[AVAILABLE DATA — start]
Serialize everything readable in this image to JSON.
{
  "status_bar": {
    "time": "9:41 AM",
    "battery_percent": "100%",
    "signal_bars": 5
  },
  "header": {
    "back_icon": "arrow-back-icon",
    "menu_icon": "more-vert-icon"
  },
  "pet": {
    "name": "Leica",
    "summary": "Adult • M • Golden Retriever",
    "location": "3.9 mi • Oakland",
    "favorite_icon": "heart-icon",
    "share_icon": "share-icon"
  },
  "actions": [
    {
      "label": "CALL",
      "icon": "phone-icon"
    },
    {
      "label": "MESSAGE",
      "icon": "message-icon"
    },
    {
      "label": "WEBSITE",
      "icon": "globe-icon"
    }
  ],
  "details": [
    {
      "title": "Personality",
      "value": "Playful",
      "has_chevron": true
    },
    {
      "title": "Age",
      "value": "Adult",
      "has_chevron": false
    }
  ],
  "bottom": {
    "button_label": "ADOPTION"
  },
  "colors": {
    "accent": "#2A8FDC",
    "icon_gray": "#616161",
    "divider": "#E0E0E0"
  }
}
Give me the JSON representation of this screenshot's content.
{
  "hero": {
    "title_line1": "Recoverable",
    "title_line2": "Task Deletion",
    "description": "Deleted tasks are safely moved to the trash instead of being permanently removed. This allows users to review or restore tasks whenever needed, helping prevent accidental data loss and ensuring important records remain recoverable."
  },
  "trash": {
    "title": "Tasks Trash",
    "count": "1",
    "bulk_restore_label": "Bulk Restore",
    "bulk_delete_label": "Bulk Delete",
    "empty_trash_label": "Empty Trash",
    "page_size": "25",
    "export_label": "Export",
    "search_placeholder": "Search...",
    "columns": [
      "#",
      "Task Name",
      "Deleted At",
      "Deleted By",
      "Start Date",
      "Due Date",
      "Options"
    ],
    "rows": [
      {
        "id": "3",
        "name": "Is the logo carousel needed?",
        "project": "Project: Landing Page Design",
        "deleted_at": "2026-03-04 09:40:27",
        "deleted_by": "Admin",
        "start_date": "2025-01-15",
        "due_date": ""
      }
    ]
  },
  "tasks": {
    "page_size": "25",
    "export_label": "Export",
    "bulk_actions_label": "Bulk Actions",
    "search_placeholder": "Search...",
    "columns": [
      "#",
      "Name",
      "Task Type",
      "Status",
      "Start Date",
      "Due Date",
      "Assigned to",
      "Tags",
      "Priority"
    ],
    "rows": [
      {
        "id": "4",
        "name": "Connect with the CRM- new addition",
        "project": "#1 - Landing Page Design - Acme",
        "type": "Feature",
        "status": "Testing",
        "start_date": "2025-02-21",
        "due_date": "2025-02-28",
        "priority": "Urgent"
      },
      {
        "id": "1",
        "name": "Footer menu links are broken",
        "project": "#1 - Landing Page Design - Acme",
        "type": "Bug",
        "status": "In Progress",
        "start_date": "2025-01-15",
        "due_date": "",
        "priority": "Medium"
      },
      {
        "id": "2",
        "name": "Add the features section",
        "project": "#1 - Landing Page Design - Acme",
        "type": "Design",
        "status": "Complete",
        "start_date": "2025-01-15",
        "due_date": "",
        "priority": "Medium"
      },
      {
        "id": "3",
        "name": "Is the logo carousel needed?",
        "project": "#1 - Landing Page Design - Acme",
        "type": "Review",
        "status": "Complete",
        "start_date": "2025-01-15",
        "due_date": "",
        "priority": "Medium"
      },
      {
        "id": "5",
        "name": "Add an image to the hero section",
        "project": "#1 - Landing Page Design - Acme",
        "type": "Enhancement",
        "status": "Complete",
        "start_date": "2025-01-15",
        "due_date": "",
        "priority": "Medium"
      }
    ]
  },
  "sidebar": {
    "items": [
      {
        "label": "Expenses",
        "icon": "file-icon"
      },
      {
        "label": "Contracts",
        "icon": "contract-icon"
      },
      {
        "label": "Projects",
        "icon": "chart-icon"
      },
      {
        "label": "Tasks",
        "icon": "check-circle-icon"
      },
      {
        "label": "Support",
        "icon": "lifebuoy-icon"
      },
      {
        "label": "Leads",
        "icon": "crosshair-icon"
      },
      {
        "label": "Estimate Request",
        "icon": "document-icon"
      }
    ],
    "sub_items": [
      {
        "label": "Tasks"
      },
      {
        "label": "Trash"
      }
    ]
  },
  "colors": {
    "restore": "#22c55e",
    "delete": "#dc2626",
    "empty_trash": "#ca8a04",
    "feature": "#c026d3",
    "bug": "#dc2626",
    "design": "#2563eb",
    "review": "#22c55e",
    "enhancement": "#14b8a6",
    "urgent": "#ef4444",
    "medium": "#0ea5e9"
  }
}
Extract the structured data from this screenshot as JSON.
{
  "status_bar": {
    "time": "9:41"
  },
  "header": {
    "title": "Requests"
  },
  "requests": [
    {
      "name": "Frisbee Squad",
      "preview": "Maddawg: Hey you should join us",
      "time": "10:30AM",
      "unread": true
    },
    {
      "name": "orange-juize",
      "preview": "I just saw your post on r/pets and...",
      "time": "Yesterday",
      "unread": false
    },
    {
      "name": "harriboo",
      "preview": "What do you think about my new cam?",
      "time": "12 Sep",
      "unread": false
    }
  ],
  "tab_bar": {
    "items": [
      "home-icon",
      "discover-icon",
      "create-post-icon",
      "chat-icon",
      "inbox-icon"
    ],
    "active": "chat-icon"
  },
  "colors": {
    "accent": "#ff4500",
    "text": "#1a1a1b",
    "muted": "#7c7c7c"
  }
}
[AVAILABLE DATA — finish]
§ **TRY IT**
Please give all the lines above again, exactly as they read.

§ **ANSWER TO THE EXERCISE**
Serialize everything readable in this image to JSON.
{
  "status_bar": {
    "time": "9:41 AM",
    "battery_percent": "100%",
    "signal_bars": 5
  },
  "header": {
    "back_icon": "arrow-back-icon",
    "menu_icon": "more-vert-icon"
  },
  "pet": {
    "name": "Leica",
    "summary": "Adult • M • Golden Retriever",
    "location": "3.9 mi • Oakland",
    "favorite_icon": "heart-icon",
    "share_icon": "share-icon"
  },
  "actions": [
    {
      "label": "CALL",
      "icon": "phone-icon"
    },
    {
      "label": "MESSAGE",
      "icon": "message-icon"
    },
    {
      "label": "WEBSITE",
      "icon": "globe-icon"
    }
  ],
  "details": [
    {
      "title": "Personality",
      "value": "Playful",
      "has_chevron": true
    },
    {
      "title": "Age",
      "value": "Adult",
      "has_chevron": false
    }
  ],
  "bottom": {
    "button_label": "ADOPTION"
  },
  "colors": {
    "accent": "#2A8FDC",
    "icon_gray": "#616161",
    "divider": "#E0E0E0"
  }
}
Give me the JSON representation of this screenshot's content.
{
  "hero": {
    "title_line1": "Recoverable",
    "title_line2": "Task Deletion",
    "description": "Deleted tasks are safely moved to the trash instead of being permanently removed. This allows users to review or restore tasks whenever needed, helping prevent accidental data loss and ensuring important records remain recoverable."
  },
  "trash": {
    "title": "Tasks Trash",
    "count": "1",
    "bulk_restore_label": "Bulk Restore",
    "bulk_delete_label": "Bulk Delete",
    "empty_trash_label": "Empty Trash",
    "page_size": "25",
    "export_label": "Export",
    "search_placeholder": "Search...",
    "columns": [
      "#",
      "Task Name",
      "Deleted At",
      "Deleted By",
      "Start Date",
      "Due Date",
      "Options"
    ],
    "rows": [
      {
        "id": "3",
        "name": "Is the logo carousel needed?",
        "project": "Project: Landing Page Design",
        "deleted_at": "2026-03-04 09:40:27",
        "deleted_by": "Admin",
        "start_date": "2025-01-15",
        "due_date": ""
      }
    ]
  },
  "tasks": {
    "page_size": "25",
    "export_label": "Export",
    "bulk_actions_label": "Bulk Actions",
    "search_placeholder": "Search...",
    "columns": [
      "#",
      "Name",
      "Task Type",
      "Status",
      "Start Date",
      "Due Date",
      "Assigned to",
      "Tags",
      "Priority"
    ],
    "rows": [
      {
        "id": "4",
        "name": "Connect with the CRM- new addition",
        "project": "#1 - Landing Page Design - Acme",
        "type": "Feature",
        "status": "Testing",
        "start_date": "2025-02-21",
        "due_date": "2025-02-28",
        "priority": "Urgent"
      },
      {
        "id": "1",
        "name": "Footer menu links are broken",
        "project": "#1 - Landing Page Design - Acme",
        "type": "Bug",
        "status": "In Progress",
        "start_date": "2025-01-15",
        "due_date": "",
        "priority": "Medium"
      },
      {
        "id": "2",
        "name": "Add the features section",
        "project": "#1 - Landing Page Design - Acme",
        "type": "Design",
        "status": "Complete",
        "start_date": "2025-01-15",
        "due_date": "",
        "priority": "Medium"
      },
      {
        "id": "3",
        "name": "Is the logo carousel needed?",
        "project": "#1 - Landing Page Design - Acme",
        "type": "Review",
        "status": "Complete",
        "start_date": "2025-01-15",
        "due_date": "",
        "priority": "Medium"
      },
      {
        "id": "5",
        "name": "Add an image to the hero section",
        "project": "#1 - Landing Page Design - Acme",
        "type": "Enhancement",
        "status": "Complete",
        "start_date": "2025-01-15",
        "due_date": "",
        "priority": "Medium"
      }
    ]
  },
  "sidebar": {
    "items": [
      {
        "label": "Expenses",
        "icon": "file-icon"
      },
      {
        "label": "Contracts",
        "icon": "contract-icon"
      },
      {
        "label": "Projects",
        "icon": "chart-icon"
      },
      {
        "label": "Tasks",
        "icon": "check-circle-icon"
      },
      {
        "label": "Support",
        "icon": "lifebuoy-icon"
      },
      {
        "label": "Leads",
        "icon": "crosshair-icon"
      },
      {
        "label": "Estimate Request",
        "icon": "document-icon"
      }
    ],
    "sub_items": [
      {
        "label": "Tasks"
      },
      {
        "label": "Trash"
      }
    ]
  },
  "colors": {
    "restore": "#22c55e",
    "delete": "#dc2626",
    "empty_trash": "#ca8a04",
    "feature": "#c026d3",
    "bug": "#dc2626",
    "design": "#2563eb",
    "review": "#22c55e",
    "enhancement": "#14b8a6",
    "urgent": "#ef4444",
    "medium": "#0ea5e9"
  }
}
Extract the structured data from this screenshot as JSON.
{
  "status_bar": {
    "time": "9:41"
  },
  "header": {
    "title": "Requests"
  },
  "requests": [
    {
      "name": "Frisbee Squad",
      "preview": "Maddawg: Hey you should join us",
      "time": "10:30AM",
      "unread": true
    },
    {
      "name": "orange-juize",
      "preview": "I just saw your post on r/pets and...",
      "time": "Yesterday",
      "unread": false
    },
    {
      "name": "harriboo",
      "preview": "What do you think about my new cam?",
      "time": "12 Sep",
      "unread": false
    }
  ],
  "tab_bar": {
    "items": [
      "home-icon",
      "discover-icon",
      "create-post-icon",
      "chat-icon",
      "inbox-icon"
    ],
    "active": "chat-icon"
  },
  "colors": {
    "accent": "#ff4500",
    "text": "#1a1a1b",
    "muted": "#7c7c7c"
  }
}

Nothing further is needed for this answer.